The organization also published an apology which read: "The Shanghai Media Group has solemnly criticized the reporter, Kejiong, who realizes his mistake." The group added that they asked the reporter to "improve his political position and ideological understanding." "At a time when the public is anxious, it is also the responsibility of mature media people not to be misunderstood and used," the statement added.

Kejiong's posts have sparked heated discussions earlier too and have often appeared in China Digital Times, a website dedicated to collecting banned articles and speeches online in China, according to the Chinese website of Radio Free Asia.

However, some netizens rushed to Kejiong's support, claiming that his poem was based on what he "knew and experienced," but those in power interpreted it their way. "The emperor was suspicious when he knew it," some added. One reader posted a cryptic comment. "The cicada will die after the summer.
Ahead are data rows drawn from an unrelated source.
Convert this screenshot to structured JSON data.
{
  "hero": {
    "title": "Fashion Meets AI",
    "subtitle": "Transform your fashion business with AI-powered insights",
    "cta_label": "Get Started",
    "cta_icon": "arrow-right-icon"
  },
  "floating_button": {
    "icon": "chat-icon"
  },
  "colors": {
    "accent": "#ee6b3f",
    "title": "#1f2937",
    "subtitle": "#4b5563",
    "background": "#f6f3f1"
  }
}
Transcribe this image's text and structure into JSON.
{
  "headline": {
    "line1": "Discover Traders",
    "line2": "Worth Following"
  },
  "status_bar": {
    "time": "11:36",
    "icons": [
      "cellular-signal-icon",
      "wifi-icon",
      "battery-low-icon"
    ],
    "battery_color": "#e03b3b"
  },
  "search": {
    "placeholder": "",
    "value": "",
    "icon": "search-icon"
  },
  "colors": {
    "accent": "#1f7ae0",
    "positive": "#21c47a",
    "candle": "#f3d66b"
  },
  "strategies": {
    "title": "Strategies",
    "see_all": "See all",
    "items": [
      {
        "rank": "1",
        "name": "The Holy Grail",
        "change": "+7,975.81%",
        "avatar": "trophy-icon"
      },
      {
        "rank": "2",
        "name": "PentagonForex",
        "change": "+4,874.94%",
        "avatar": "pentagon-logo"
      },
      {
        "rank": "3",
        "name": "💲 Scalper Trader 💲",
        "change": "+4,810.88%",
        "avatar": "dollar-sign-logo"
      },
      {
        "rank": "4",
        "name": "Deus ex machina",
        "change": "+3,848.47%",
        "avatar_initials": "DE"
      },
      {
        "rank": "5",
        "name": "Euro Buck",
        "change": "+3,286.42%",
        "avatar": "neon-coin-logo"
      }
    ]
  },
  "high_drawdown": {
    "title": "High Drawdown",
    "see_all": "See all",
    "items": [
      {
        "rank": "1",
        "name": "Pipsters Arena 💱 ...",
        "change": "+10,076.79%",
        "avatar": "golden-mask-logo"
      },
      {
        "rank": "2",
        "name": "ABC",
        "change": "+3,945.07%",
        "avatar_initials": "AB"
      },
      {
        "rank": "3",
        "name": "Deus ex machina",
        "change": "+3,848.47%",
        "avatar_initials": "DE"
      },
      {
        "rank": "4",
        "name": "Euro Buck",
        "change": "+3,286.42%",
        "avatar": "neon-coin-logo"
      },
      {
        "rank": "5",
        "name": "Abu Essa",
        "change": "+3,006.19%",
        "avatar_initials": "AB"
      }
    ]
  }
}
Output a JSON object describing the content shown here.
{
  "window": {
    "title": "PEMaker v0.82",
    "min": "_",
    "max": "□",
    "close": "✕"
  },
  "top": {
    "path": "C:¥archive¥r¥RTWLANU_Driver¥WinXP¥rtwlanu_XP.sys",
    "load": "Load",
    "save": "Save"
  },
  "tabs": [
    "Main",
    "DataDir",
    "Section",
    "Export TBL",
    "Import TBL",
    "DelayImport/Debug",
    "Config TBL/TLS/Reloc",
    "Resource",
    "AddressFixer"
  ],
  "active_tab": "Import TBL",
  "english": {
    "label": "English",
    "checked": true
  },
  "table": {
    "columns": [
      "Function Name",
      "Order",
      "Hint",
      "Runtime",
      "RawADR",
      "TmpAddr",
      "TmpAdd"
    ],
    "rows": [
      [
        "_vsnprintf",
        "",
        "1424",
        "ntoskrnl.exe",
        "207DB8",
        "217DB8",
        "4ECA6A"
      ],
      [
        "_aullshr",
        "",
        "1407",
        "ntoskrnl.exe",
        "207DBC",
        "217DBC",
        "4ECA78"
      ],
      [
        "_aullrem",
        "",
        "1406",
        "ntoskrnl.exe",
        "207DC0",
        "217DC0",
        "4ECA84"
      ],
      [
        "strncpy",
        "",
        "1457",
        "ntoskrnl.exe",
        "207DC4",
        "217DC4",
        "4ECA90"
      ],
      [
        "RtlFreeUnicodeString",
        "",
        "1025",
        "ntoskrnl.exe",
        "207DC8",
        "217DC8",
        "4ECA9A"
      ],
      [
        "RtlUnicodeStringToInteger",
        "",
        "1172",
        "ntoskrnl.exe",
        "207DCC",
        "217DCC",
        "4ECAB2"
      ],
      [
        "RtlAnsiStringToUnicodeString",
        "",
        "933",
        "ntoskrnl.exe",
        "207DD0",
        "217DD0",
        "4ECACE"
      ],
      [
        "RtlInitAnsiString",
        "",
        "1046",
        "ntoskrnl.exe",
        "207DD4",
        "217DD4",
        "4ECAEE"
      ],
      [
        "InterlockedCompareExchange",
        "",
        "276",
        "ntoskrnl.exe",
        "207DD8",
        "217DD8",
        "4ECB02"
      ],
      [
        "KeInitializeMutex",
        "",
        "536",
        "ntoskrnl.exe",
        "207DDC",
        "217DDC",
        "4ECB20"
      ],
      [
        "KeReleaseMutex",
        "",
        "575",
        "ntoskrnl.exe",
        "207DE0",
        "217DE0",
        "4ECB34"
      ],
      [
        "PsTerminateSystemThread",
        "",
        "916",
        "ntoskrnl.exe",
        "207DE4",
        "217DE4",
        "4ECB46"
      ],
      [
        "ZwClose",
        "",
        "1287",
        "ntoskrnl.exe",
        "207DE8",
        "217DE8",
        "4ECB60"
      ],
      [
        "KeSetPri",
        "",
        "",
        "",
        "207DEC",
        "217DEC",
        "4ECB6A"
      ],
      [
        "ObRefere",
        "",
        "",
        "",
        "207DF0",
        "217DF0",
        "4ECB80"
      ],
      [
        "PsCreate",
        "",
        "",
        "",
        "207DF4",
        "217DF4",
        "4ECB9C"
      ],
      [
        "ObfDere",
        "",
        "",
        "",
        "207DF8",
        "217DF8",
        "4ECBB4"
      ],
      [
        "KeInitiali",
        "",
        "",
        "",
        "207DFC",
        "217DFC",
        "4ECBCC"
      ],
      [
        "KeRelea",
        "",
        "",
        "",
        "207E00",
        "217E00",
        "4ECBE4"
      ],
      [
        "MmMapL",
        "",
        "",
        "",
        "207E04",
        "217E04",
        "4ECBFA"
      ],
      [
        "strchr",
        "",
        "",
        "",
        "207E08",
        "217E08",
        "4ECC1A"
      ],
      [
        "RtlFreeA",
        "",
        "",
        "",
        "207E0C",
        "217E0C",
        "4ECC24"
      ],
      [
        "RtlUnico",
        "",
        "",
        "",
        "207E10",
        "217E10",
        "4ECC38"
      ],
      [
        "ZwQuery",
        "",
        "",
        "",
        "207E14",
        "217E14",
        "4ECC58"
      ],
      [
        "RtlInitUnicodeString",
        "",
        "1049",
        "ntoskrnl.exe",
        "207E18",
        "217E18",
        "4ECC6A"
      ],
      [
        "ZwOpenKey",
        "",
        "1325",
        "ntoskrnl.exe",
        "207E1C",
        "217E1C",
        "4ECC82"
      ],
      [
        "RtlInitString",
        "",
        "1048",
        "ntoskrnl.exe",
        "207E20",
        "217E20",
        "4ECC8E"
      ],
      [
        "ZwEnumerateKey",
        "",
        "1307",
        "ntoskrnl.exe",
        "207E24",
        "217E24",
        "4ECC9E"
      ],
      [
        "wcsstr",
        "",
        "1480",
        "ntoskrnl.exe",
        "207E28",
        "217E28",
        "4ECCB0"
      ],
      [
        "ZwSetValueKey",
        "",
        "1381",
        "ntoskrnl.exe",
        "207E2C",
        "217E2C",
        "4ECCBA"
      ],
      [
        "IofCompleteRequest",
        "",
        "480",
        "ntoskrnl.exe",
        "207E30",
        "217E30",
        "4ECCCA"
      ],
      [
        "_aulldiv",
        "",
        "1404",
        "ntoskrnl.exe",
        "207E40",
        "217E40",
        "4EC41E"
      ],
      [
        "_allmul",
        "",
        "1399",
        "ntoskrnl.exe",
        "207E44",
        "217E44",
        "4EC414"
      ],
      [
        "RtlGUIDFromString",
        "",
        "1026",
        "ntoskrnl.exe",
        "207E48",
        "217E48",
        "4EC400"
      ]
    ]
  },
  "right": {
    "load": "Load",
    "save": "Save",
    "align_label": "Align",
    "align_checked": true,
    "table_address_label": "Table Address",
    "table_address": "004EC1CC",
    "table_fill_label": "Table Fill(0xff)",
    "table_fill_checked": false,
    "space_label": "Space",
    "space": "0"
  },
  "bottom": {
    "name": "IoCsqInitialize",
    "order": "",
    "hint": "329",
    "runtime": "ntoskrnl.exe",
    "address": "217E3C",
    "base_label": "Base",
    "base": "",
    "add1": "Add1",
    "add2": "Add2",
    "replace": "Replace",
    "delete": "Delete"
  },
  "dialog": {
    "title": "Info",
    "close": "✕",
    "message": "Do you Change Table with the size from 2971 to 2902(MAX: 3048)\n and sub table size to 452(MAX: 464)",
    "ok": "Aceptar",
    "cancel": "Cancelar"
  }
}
How can something that everyone knows become a state secret?"

Many said they or their family members didn't initially understand Kejiong's blog post, but the meaning was clear after the "Chinese Communist Party made him delete it."

Meanwhile, there are reports that Kejiong himself has been banned from Weibo, and many related discussions have also been deleted.

The Chinese state has imposed strict censorship on all social media, including Weibo. During the COVID outbreak, Weibo censored several hashtags on food shortages, tagging them as misleading.

China's President Xi Jinping waves following his speech after a ceremony to inaugurate the city's new leader and government in Hong Kong
China's President Xi Jinping. Selim Chtayti/Pool via REUTERS. Reuters / POOL